Duval parried some golf related questions but the interesting bit was his discussion of his personal life. His fall from the pinnacle of the golf world is well documented, including the reported existential moment he had in the wake of hoisting the Claret Jug, when he asked “Is that all there is?” Today he talked about being “a very wealthy man” and he went on to explain that his wealth was the blessing of his wife and children. “My life in general has blown up exponentially in a wonderful way with meeting my wife, having an instant family with stepchildren, having a couple kids of my own biologically…so I’m an incredibly, incredibly wealthy man. I’ve got a wife that loves me. I love her. The kids are wonderful. You know, they’re a pain in the rear like everybody else’s kids sometimes, but we have fun. I’ve been lucky.” He talked about how neat it was to have his oldest son there at Royal Lytham. His 22 year old son is actually his step-son but that’s just a technicality, as he is his son, he doesn’t have those conventional boundaries.
After the 2001 Open Duval lost his way on the golf course, literally and figuratively. At the 2002 U.S. Open my bald headed brother and I watched from behind the green at the long par 4 sixth hole as Duval hit a drive that was further off line than any tee ball I had ever seen a pro hit. After a search the ball was found, Duval hit an incredible approach short of the green, chipped up and sank a long putt for a “routine” par. And that was a picture in miniature of the next 10 years of his golfing exploits. The magic on the course was gone but that proved OK as he found something more precious and more needed – a reason for living and loving others to share that life with.

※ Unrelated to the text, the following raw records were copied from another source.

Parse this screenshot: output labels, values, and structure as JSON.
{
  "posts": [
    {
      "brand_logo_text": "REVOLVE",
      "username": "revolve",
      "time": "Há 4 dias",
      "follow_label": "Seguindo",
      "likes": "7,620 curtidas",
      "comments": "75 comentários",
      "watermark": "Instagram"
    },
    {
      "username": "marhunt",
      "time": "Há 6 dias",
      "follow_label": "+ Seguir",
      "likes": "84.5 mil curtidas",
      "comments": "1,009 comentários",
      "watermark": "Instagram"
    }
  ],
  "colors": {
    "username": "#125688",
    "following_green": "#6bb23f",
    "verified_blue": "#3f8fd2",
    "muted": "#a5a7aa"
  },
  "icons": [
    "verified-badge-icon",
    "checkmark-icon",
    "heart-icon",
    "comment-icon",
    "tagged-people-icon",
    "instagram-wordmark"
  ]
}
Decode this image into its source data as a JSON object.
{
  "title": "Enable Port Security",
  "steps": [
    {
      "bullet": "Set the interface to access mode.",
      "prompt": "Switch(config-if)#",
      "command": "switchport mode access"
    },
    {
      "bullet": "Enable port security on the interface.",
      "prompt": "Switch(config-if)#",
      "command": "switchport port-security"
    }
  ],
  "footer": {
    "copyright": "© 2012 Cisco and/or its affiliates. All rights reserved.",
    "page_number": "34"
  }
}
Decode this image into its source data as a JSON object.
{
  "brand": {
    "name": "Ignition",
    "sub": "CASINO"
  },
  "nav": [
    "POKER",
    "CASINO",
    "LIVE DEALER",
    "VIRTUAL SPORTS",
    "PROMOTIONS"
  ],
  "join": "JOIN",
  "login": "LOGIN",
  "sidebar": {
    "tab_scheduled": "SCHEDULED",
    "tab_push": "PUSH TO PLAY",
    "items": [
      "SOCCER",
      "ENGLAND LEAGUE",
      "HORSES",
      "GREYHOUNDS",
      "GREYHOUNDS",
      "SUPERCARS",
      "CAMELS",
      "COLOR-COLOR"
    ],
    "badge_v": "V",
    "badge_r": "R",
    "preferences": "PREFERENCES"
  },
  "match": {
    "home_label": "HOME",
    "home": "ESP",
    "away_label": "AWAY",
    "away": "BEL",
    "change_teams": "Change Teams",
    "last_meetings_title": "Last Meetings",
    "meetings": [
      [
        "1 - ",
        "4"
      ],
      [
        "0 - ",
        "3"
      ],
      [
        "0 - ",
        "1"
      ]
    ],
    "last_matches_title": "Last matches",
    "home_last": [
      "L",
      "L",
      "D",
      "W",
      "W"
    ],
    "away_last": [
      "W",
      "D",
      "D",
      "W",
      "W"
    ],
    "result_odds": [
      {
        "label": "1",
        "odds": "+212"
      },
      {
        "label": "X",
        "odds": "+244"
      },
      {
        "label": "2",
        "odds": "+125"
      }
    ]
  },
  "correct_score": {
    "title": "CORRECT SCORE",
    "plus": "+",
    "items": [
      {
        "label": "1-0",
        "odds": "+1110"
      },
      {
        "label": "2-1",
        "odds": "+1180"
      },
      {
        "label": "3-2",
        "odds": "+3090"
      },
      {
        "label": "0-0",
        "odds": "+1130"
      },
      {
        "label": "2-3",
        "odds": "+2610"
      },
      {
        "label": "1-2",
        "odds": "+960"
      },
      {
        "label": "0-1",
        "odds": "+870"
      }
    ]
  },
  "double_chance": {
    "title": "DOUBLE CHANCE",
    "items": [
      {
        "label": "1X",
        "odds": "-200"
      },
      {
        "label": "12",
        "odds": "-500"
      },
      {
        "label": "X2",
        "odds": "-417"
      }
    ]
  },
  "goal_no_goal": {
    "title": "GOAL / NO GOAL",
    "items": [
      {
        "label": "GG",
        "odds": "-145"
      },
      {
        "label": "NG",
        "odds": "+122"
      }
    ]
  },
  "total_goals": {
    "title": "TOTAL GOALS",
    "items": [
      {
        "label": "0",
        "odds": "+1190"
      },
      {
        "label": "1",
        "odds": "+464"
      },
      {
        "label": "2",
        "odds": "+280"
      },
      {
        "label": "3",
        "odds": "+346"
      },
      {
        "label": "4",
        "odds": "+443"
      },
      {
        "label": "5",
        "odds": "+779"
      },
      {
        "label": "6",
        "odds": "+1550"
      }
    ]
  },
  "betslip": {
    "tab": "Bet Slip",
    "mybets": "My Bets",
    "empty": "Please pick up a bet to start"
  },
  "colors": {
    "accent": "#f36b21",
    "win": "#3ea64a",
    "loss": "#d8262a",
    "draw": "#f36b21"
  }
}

Duval let us into that world today with a level of introspection and candor that is so rare in the world of sport. This approach is 180 degrees opposite of what we get from Tiger. Tiger isn’t capable of true introspection I think and frankly, I’m happy not to have a picture of his interior life. But without that sense of humanity in a hero, sporting or otherwise, it’s hard to get invested in a guy and we root more deeply for those who let us in a bit, who share some vulnerabilities with us.
In his heyday David Duval was as good a driver of the golf ball as there was. He hit it straight and deep. He went real deep again today. Glad to see you back, David.